First and foremost, he said his amazing, professional help and administration made the biggest difference. “It’s been the help of Advanced Turf Solutions [Stuart, Jamie, and J& D Turf] along with my administration’s support, that’s allowed me to continue to make this field as good as possible.” In addition, he stated having professionals, like Stuart and Jamie, provide him with their expert opinions on what to do and having an administration that understands the importance of ensuring the fields are in good shape for the kids are a large help.

Managing traffic and reacting quickly to the situation, which means making a plan and implementing it as soon as possible, also made a big difference, according to Ecker.

Having experienced this issue and having it end in success, Ecker does have advice for other Athletic Directors when it comes to keeping their grounds maintained and as ready as possible for bad situations that may come their way. His first bit of advice involves obtaining professional expertise and learning. He explains, “If you’re looking at maintaining quality grass fields, unless you’re an expert, get the advice and the help of someone who is. They know more than you do.” In addition, he said, “You can just write the purchase orders and be done with it or you can learn about how to take care of your fields and do little things yourself, which may make your current year better than the previous.”

His second piece of advice is to set aside money for field maintenance. He relates, “Understand that it’s going to cost money and either allocate that money from your ticket sales and concessions or fundraise for it to make sure that you are providing the safest facility possible. The number one thing we want to make sure we do is make sure our kids are not at risk of injury that’s avoidable. And so the safest solution to that is put the money into where you’re going to be playing.”

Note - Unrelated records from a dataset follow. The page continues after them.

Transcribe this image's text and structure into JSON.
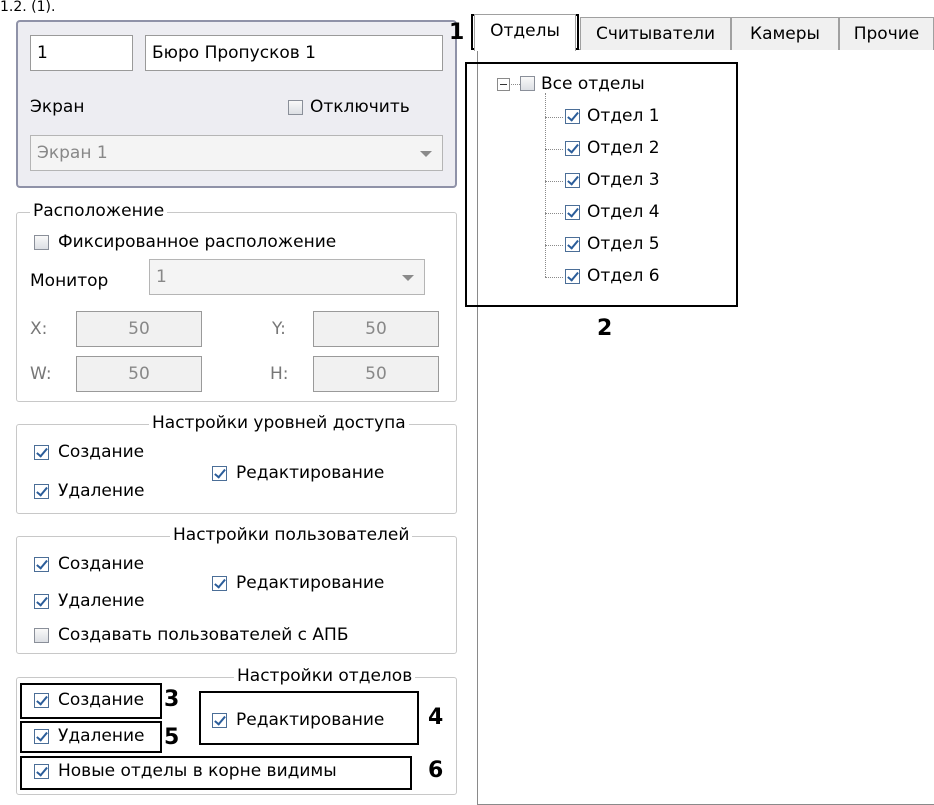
{
  "top_cut_text": "1.2. (1).",
  "device": {
    "id": "1",
    "name": "Бюро Пропусков 1",
    "screen_label": "Экран",
    "disable_label": "Отключить",
    "disable_checked": false,
    "screen_value": "Экран 1"
  },
  "location": {
    "title": "Расположение",
    "fixed_label": "Фиксированное расположение",
    "fixed_checked": false,
    "monitor_label": "Монитор",
    "monitor_value": "1",
    "x_label": "X:",
    "x_value": "50",
    "y_label": "Y:",
    "y_value": "50",
    "w_label": "W:",
    "w_value": "50",
    "h_label": "H:",
    "h_value": "50"
  },
  "access_levels": {
    "title": "Настройки уровней доступа",
    "create_label": "Создание",
    "delete_label": "Удаление",
    "edit_label": "Редактирование"
  },
  "users": {
    "title": "Настройки пользователей",
    "create_label": "Создание",
    "delete_label": "Удаление",
    "edit_label": "Редактирование",
    "apb_label": "Создавать пользователей с АПБ",
    "apb_checked": false
  },
  "departments": {
    "title": "Настройки отделов",
    "create_label": "Создание",
    "delete_label": "Удаление",
    "edit_label": "Редактирование",
    "root_visible_label": "Новые отделы в корне видимы"
  },
  "tabs": [
    {
      "label": "Отделы",
      "active": true
    },
    {
      "label": "Считыватели",
      "active": false
    },
    {
      "label": "Камеры",
      "active": false
    },
    {
      "label": "Прочие",
      "active": false
    }
  ],
  "tree": {
    "root_label": "Все отделы",
    "items": [
      "Отдел 1",
      "Отдел 2",
      "Отдел 3",
      "Отдел 4",
      "Отдел 5",
      "Отдел 6"
    ]
  },
  "callouts": {
    "n1": "1",
    "n2": "2",
    "n3": "3",
    "n4": "4",
    "n5": "5",
    "n6": "6"
  },
  "colors": {
    "card_bg": "#ededf2",
    "card_border": "#8f92a8",
    "check_color": "#2b5d9a",
    "highlight_border": "#000000"
  }
}
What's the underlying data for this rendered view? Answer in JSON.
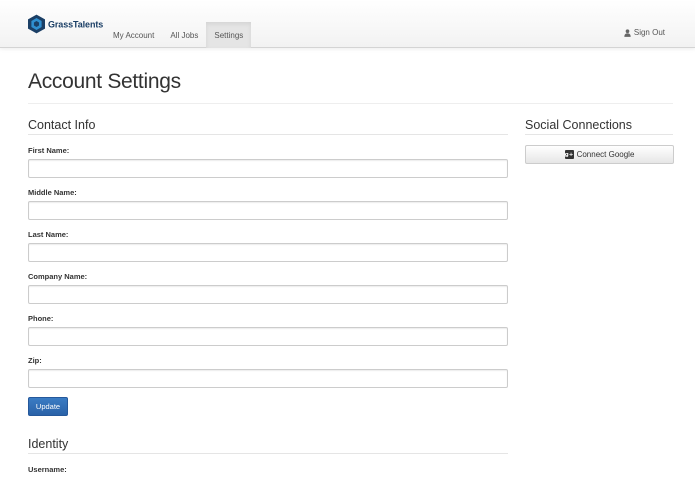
{
  "header": {
    "brand": "GrassTalents",
    "nav": [
      {
        "label": "My Account",
        "active": false
      },
      {
        "label": "All Jobs",
        "active": false
      },
      {
        "label": "Settings",
        "active": true
      }
    ],
    "sign_out": "Sign Out",
    "icons": {
      "brand": "grasstalents-logo-icon",
      "user": "user-icon"
    },
    "brand_color": "#1b3f66"
  },
  "page": {
    "title": "Account Settings"
  },
  "contact": {
    "heading": "Contact Info",
    "fields": [
      {
        "label": "First Name:",
        "value": ""
      },
      {
        "label": "Middle Name:",
        "value": ""
      },
      {
        "label": "Last Name:",
        "value": ""
      },
      {
        "label": "Company Name:",
        "value": ""
      },
      {
        "label": "Phone:",
        "value": ""
      },
      {
        "label": "Zip:",
        "value": ""
      }
    ],
    "update_label": "Update",
    "update_color": "#2f6db5"
  },
  "identity": {
    "heading": "Identity",
    "username_label": "Username:"
  },
  "social": {
    "heading": "Social Connections",
    "connect_google_label": "Connect Google",
    "google_icon": "google-plus-icon"
  }
}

His third piece of advice is to spend money on routine maintenance to keep your field maintained and ready for a bad situation. “The reason our grass is so plush is because there is no weed growth. Treating it regularly has made that grass stronger, so, just that regular routine of treating it has kept it from being a problem that you see in a lot of places.”

After a turbulent few months for both the Mt. Vernon High School Football field and Ecker, both are now able to get some much-needed rest. Time will tell exactly how well the field will look in spring, but with the hard-fought effort of Ecker, his school administration, and his team of professional help, we have a feeling it will look excellent. Go visit in the spring and see if we were right.